Some of what we say causes action, this idea is called performativity. This concept is debated greatly in many analyses of Hamlet, by William Shakespeare. Do his thoughts and words cause him to act, or when he performs his soliloquies is he simply “self- overhearing” with no consequences? Hamlet is bound by his performative utterances and the whole play is impacted by them through the actions that are carried out.
Hamlet is bound by his word, this is the perlocutionary effect of his own vows, and also the perlocutionary effect of what his father’s ghost told Hamlet to do. The perlocutionary effect is part of the Theory of Performativity developed by J.L. Austin, other parts of this theory include locutionary and illocutionary forces. The locutionary force is what is being said and the interpretation of it on the receiving end, the illocutionary force is what is done in being said, whether it’s giving a command or making a promise, and the perlocutionary force is the effect of what was said. Hamlet is told by his father’s ghost that he was murdered by Claudius, locutionary force, Hamlet vows to get revenge, illocutionary force, and the rest of the play is all the perlocutionary effects. Therefore, the performative utterances in the beginning are the driving force behind the plot, Hamlet now has to kill Claudius and face all consequences that come with his vow to do so.
But the question still rests, do Hamlet’s thoughts portrayed in his soliloquies have perlocutionary effects? Hamlet never wavered in his decision to gain revenge on Claudius for his father’s murder, he may have pondered the different options and philosophically analyzed life and its worth, but Hamlet’s decision was made and set in motion the moment he vowed it to his father’s ghost. Throughout the play Hamlet’s thoughts are never put into action and his thoughts never produce any outcome. Hamlet’s soliloquies are simply Shakespeare’s frequently used way of developing the character through “self-overhearing,” a concept developed by Harold Bloom. Self- overhearing is a way for characters to analyze their own thoughts and actions, but it’s not only Shakespeare’s fictional characters that indulge in this practice, everyone in reality does as well.

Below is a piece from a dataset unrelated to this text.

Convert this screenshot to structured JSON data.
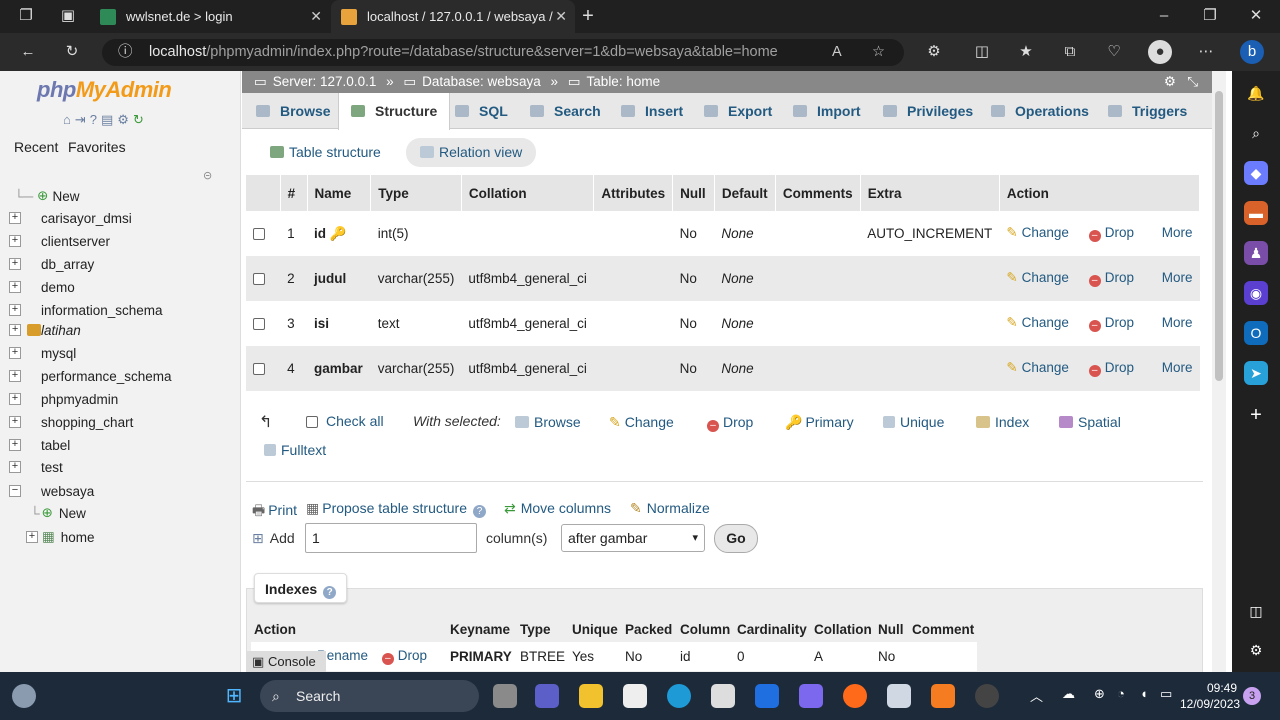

We find ourselves self-overhearing in all different situations, whether it be thinking before bed or trying to learn from the mistakes we make. Self-overhearing is that voice in our head, and by analyzing and understanding that voice we come to learn about ourselves, the reality we live in, and how to better ourselves. Whether we choose to put our thoughts to action or not dictates whether there are perlocutionary effects. But, we have all experienced the consequences of our thoughts at some point. We can think things or achieve different things because of what we have told ourselves during self-overhearing.
Memory serves as another form of self-overhearing, we take our experiences and learn from them, reflecting back on them can change our own reality. Reflecting on past events can give us certain expectations to live up to and therefore change the results we expect. For example, Hamlet stabbed Polonious, who was hiding behind a curtain, thinking it was Claudius. If Hamlet were to reflect back on this memory, learn from it, and put himself up to a new standard, the next time he assumed Claudius was hiding behind a curtain he would know to check beforehand. Another example is a student who fails a test because she didn’t study. The next time a test approaches the student will tell herself she must study because she doesn’t want to fail again, therefore she studies and passes. Her reflection and expectation changed her own reality.
Our own self-overhearing often changes our reality, in the case of Hamlet, self-overhearing is simply a tactic of characterization and dramatization. But, the plot and characters are all heavily influenced by performative utterances, and the perlocutionary effect of oaths made in the beginning of the play.